“O Lord, hear my voice. Let your ears be attentive to my cry for mercy. If you, O LORD, kept a record of sins, Lord, who could stand? But with you there is forgiveness; therefore you are feared. I wait for the LORD, my soul waits, and in his word I put my hope. My soul waits for the Lord more than watchmen wait for the morning, more than watchmen wait for the morning. O Israel, put your hope in the LORD, for with the LORD is unfailing love and with him is full redemption. He himself will redeem Israel from all their sins.”
“Shouldn’t that crush our hearts and make us bow our heads in an endless sorrow? Shouldn’t that bring all human beings who believe that life is worth living together in a common contrition and a public penance? Shouldn’t that bring us finally to a confession that we as a people have sinned and need forgiveness and healing?” (Henri Nouwen)
Henri Nouwen gives this quote in the context of having a contrite heart. A contrite heart is a humble, confessing and repenting heart. Contrition is good but what is not good is too much individual focus. Nouwen writes, “But if the catastrophical events of our days, the wars, mass murders, unbridled violence, crowded prisons, torture chambers, the hunger and illness of millions of people and the unnamable misery of a major part of the human race is safely kept outside the solitude of our hearts, our contrition remains no more than a pious emotion.”

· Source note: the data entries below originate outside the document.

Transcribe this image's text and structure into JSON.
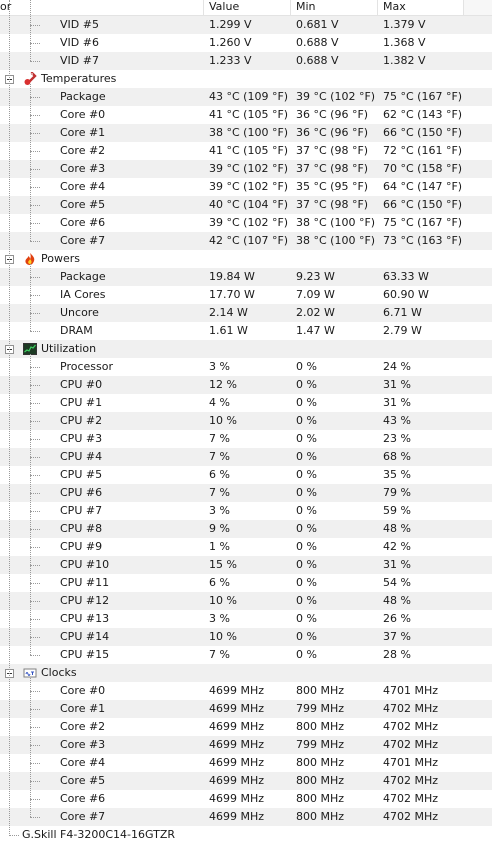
{
  "columns": {
    "sensor": "or",
    "value": "Value",
    "min": "Min",
    "max": "Max"
  },
  "vid_rows": [
    {
      "name": "VID #5",
      "value": "1.299 V",
      "min": "0.681 V",
      "max": "1.379 V"
    },
    {
      "name": "VID #6",
      "value": "1.260 V",
      "min": "0.688 V",
      "max": "1.368 V"
    },
    {
      "name": "VID #7",
      "value": "1.233 V",
      "min": "0.688 V",
      "max": "1.382 V"
    }
  ],
  "groups": [
    {
      "label": "Temperatures",
      "icon": "thermometer-icon",
      "rows": [
        {
          "name": "Package",
          "value": "43 °C  (109 °F)",
          "min": "39 °C  (102 °F)",
          "max": "75 °C  (167 °F)"
        },
        {
          "name": "Core #0",
          "value": "41 °C  (105 °F)",
          "min": "36 °C  (96 °F)",
          "max": "62 °C  (143 °F)"
        },
        {
          "name": "Core #1",
          "value": "38 °C  (100 °F)",
          "min": "36 °C  (96 °F)",
          "max": "66 °C  (150 °F)"
        },
        {
          "name": "Core #2",
          "value": "41 °C  (105 °F)",
          "min": "37 °C  (98 °F)",
          "max": "72 °C  (161 °F)"
        },
        {
          "name": "Core #3",
          "value": "39 °C  (102 °F)",
          "min": "37 °C  (98 °F)",
          "max": "70 °C  (158 °F)"
        },
        {
          "name": "Core #4",
          "value": "39 °C  (102 °F)",
          "min": "35 °C  (95 °F)",
          "max": "64 °C  (147 °F)"
        },
        {
          "name": "Core #5",
          "value": "40 °C  (104 °F)",
          "min": "37 °C  (98 °F)",
          "max": "66 °C  (150 °F)"
        },
        {
          "name": "Core #6",
          "value": "39 °C  (102 °F)",
          "min": "38 °C  (100 °F)",
          "max": "75 °C  (167 °F)"
        },
        {
          "name": "Core #7",
          "value": "42 °C  (107 °F)",
          "min": "38 °C  (100 °F)",
          "max": "73 °C  (163 °F)"
        }
      ]
    },
    {
      "label": "Powers",
      "icon": "flame-icon",
      "rows": [
        {
          "name": "Package",
          "value": "19.84 W",
          "min": "9.23 W",
          "max": "63.33 W"
        },
        {
          "name": "IA Cores",
          "value": "17.70 W",
          "min": "7.09 W",
          "max": "60.90 W"
        },
        {
          "name": "Uncore",
          "value": "2.14 W",
          "min": "2.02 W",
          "max": "6.71 W"
        },
        {
          "name": "DRAM",
          "value": "1.61 W",
          "min": "1.47 W",
          "max": "2.79 W"
        }
      ]
    },
    {
      "label": "Utilization",
      "icon": "utilization-graph-icon",
      "rows": [
        {
          "name": "Processor",
          "value": "3 %",
          "min": "0 %",
          "max": "24 %"
        },
        {
          "name": "CPU #0",
          "value": "12 %",
          "min": "0 %",
          "max": "31 %"
        },
        {
          "name": "CPU #1",
          "value": "4 %",
          "min": "0 %",
          "max": "31 %"
        },
        {
          "name": "CPU #2",
          "value": "10 %",
          "min": "0 %",
          "max": "43 %"
        },
        {
          "name": "CPU #3",
          "value": "7 %",
          "min": "0 %",
          "max": "23 %"
        },
        {
          "name": "CPU #4",
          "value": "7 %",
          "min": "0 %",
          "max": "68 %"
        },
        {
          "name": "CPU #5",
          "value": "6 %",
          "min": "0 %",
          "max": "35 %"
        },
        {
          "name": "CPU #6",
          "value": "7 %",
          "min": "0 %",
          "max": "79 %"
        },
        {
          "name": "CPU #7",
          "value": "3 %",
          "min": "0 %",
          "max": "59 %"
        },
        {
          "name": "CPU #8",
          "value": "9 %",
          "min": "0 %",
          "max": "48 %"
        },
        {
          "name": "CPU #9",
          "value": "1 %",
          "min": "0 %",
          "max": "42 %"
        },
        {
          "name": "CPU #10",
          "value": "15 %",
          "min": "0 %",
          "max": "31 %"
        },
        {
          "name": "CPU #11",
          "value": "6 %",
          "min": "0 %",
          "max": "54 %"
        },
        {
          "name": "CPU #12",
          "value": "10 %",
          "min": "0 %",
          "max": "48 %"
        },
        {
          "name": "CPU #13",
          "value": "3 %",
          "min": "0 %",
          "max": "26 %"
        },
        {
          "name": "CPU #14",
          "value": "10 %",
          "min": "0 %",
          "max": "37 %"
        },
        {
          "name": "CPU #15",
          "value": "7 %",
          "min": "0 %",
          "max": "28 %"
        }
      ]
    },
    {
      "label": "Clocks",
      "icon": "clock-chip-icon",
      "rows": [
        {
          "name": "Core #0",
          "value": "4699 MHz",
          "min": "800 MHz",
          "max": "4701 MHz"
        },
        {
          "name": "Core #1",
          "value": "4699 MHz",
          "min": "799 MHz",
          "max": "4702 MHz"
        },
        {
          "name": "Core #2",
          "value": "4699 MHz",
          "min": "800 MHz",
          "max": "4702 MHz"
        },
        {
          "name": "Core #3",
          "value": "4699 MHz",
          "min": "799 MHz",
          "max": "4702 MHz"
        },
        {
          "name": "Core #4",
          "value": "4699 MHz",
          "min": "800 MHz",
          "max": "4701 MHz"
        },
        {
          "name": "Core #5",
          "value": "4699 MHz",
          "min": "800 MHz",
          "max": "4702 MHz"
        },
        {
          "name": "Core #6",
          "value": "4699 MHz",
          "min": "800 MHz",
          "max": "4702 MHz"
        },
        {
          "name": "Core #7",
          "value": "4699 MHz",
          "min": "800 MHz",
          "max": "4702 MHz"
        }
      ]
    }
  ],
  "footer_partial": "G.Skill F4-3200C14-16GTZR",
  "colors": {
    "alt_row": "#f0f0f0",
    "tree_line": "#9a9a9a"
  }
}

We have to let some of the pain in. We have to allow the condition of the human race to penetrate our hardened hearts so that we re-discover the real value of this life God has blessed us with. It is in the solitude of our hearts where we most need to re-connect with the human race and lift its fallen condition before a holy God.
I’m guilty, how about you? How often do I come across the pain and suffering of my fellow human beings and choose to steel my heart so that it doesn’t penetrate to my core? What am I afraid of?
I’ll tell you exactly what I’m afraid of. I’m afraid I’ll be able to see nothing else. I’m afraid I’ll have to walk away from my own life for one minute and help another. I’m afraid I’ll be changed and that the change will be painful. I’m afraid I’ll have to give up my own version of happiness. I’m afraid I won’t know where to stop. I’m afraid there won’t be enough of me to really help. I’m afraid I’ll have to act like a Christian and live the life God has called me to.
I say I value life but do I? I say sin is sin but am I really willing say I am sinful?
Here’s the truth in this matter: we are members of the human race and, in some way, we are responsible for what does and does not happen. We own the human condition together. Do I think I’m better than those who are suffering on the other side of the world? How about those people on the other side of the block? I am not above the human condition. I am a part of the human race and I have a part in confessing the sins of my race. We all do. It’s a collective contrition. What would happen if Christians actually cared for the world they live in? What would happen if we truly lifted one another up in prayer deep in the solitude of our hearts? Could a world be changed for the better? Could we find the faith with which to move a mountain of humanity?
Oh Lord, break through to the inner core of my heart and, there, allow enough of the pain and suffering of this world to flow in to move me towards understanding my role in the human race and towards the action I need to provide to the world around me.